Service Learning: Alexandra Coen
After a little temporary hiatus, the bluebird lady is back to blogging! I am so excited to share with you someone very special, and who was such a vital aspect to our team this winter. Allie Coen was interested in working with the Bluebird project, since learning about it from her mother, Lisa Coen (a head teacher at the University of Wisconsin’s-Children’s Nature Academy). After learning about Allie’s excellent written communicative skills, we knew that she could help us with some of our writing projects. With Allie’s help and leadership, as well as the help of Benita Wagner (UWEC, Center for Service-Learning Coordinator), our team was able to apply to the President’s Honor Roll, which recognizes schools, organizations, and teams of people for their social outreach and volunteerism in their community. Without Allie there to guide us, this project may not have come to fruition! She is such a shining light, and her focus is what is going to help her succeed in whatever she does in the future.
From Allies perspective, here is her experience working with the Bluebird team:
This January I had the privilege to work with Shelly Sutley and the Bluebird Restoration Project as we worked with UW-Eau Claire Service Learning. Our goal was to help write project descriptions of what the Bluebird Restoration Project has done for the University; in hopes to gain recognition from the President’s Higher Education Community Service Honor Roll. This was an interesting task for me because while I have done some small volunteer work with Shelly before, I was unaware of the impact the project has created to help the Eau Claire community.
When I started working for Shelly I had hoped to gain work experience outside of what my college, Gustavus Adolphus, could offer during our January break. I learned what an intricate system Shelly had created with the Bluebird Restoration Project. Through the experience I talked with Beaver Creek Nature Reserve, Benita Wagner at UWEC, and with people at Cornell Lab of Ornithology. I learned the history of all the trails at different golf courses in Eau Claire, and the trail at the Children’s Nature Academy. I also was able to learn about all the background work that went into running the Bluebird Restoration Project. My learning included: looking at plans of nest boxes, exploring educational plans for children in order to develop an awareness and environmental responsibility, and interpreting nest box data. I read vocabulary lists and dozens of facts about song birds and looked at the of thousands of volunteer hours put into bluebird trails by community members. Like most projects, there were some roadblocks along the way, but I was taught how to overcome them by maintaining a positive attitude.
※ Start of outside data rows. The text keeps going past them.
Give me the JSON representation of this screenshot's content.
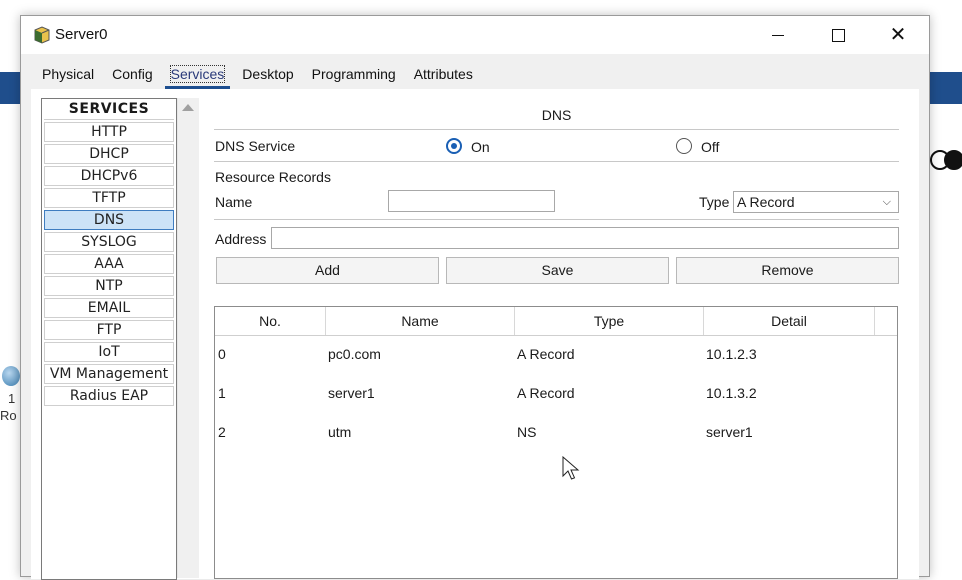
{
  "background": {
    "router_label_top": "1",
    "router_label_bottom": "Ro"
  },
  "window": {
    "title": "Server0",
    "icon": "server-icon"
  },
  "tabs": [
    {
      "label": "Physical"
    },
    {
      "label": "Config"
    },
    {
      "label": "Services",
      "active": true
    },
    {
      "label": "Desktop"
    },
    {
      "label": "Programming"
    },
    {
      "label": "Attributes"
    }
  ],
  "services": {
    "header": "SERVICES",
    "items": [
      "HTTP",
      "DHCP",
      "DHCPv6",
      "TFTP",
      "DNS",
      "SYSLOG",
      "AAA",
      "NTP",
      "EMAIL",
      "FTP",
      "IoT",
      "VM Management",
      "Radius EAP"
    ],
    "selected": "DNS"
  },
  "dns": {
    "title": "DNS",
    "service_label": "DNS Service",
    "on_label": "On",
    "off_label": "Off",
    "service_state": "On",
    "resource_records_label": "Resource Records",
    "name_label": "Name",
    "name_value": "",
    "type_label": "Type",
    "type_value": "A Record",
    "address_label": "Address",
    "address_value": "",
    "buttons": {
      "add": "Add",
      "save": "Save",
      "remove": "Remove"
    },
    "table": {
      "columns": [
        "No.",
        "Name",
        "Type",
        "Detail"
      ],
      "rows": [
        {
          "no": "0",
          "name": "pc0.com",
          "type": "A Record",
          "detail": "10.1.2.3"
        },
        {
          "no": "1",
          "name": "server1",
          "type": "A Record",
          "detail": "10.1.3.2"
        },
        {
          "no": "2",
          "name": "utm",
          "type": "NS",
          "detail": "server1"
        }
      ]
    }
  },
  "colors": {
    "accent": "#1a5fb4",
    "selected_bg": "#cde3f7",
    "tab_underline": "#1d4e8f"
  }
}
One of the most impressive and fascinating things I learned while working with Shelly regarded the connection that she created between children and technology. I was impressed with the system that was used to record fledgling increase with Cornell Labs and Nestwatch. The system the Bluebird Restoration Project had created for recording was simple and descriptive, and I had little problem finding data on my own. I imagine that this would be easy for a child to use.
While at times my experience was overwhelming, there were always signs of hope that kept us going. One of which was when I was working on the President’s Honor Roll, right after the first “Polar Vortex”. Shelly thought she saw bluebirds in a neighborhood nest box, which was strange for this time of year. After some research and discussion with other members of the bluebird community, we concluded that the birds were in fact bluebirds that had overwintered. This got me thinking. If bluebirds can survive this frigid temperature, I could finish the Presidents Honor Roll application. This past January I learned more than I ever hoped for, and I am looking forward to working with the Bluebird Restoration Project again in the future. Breath. Believe. Be.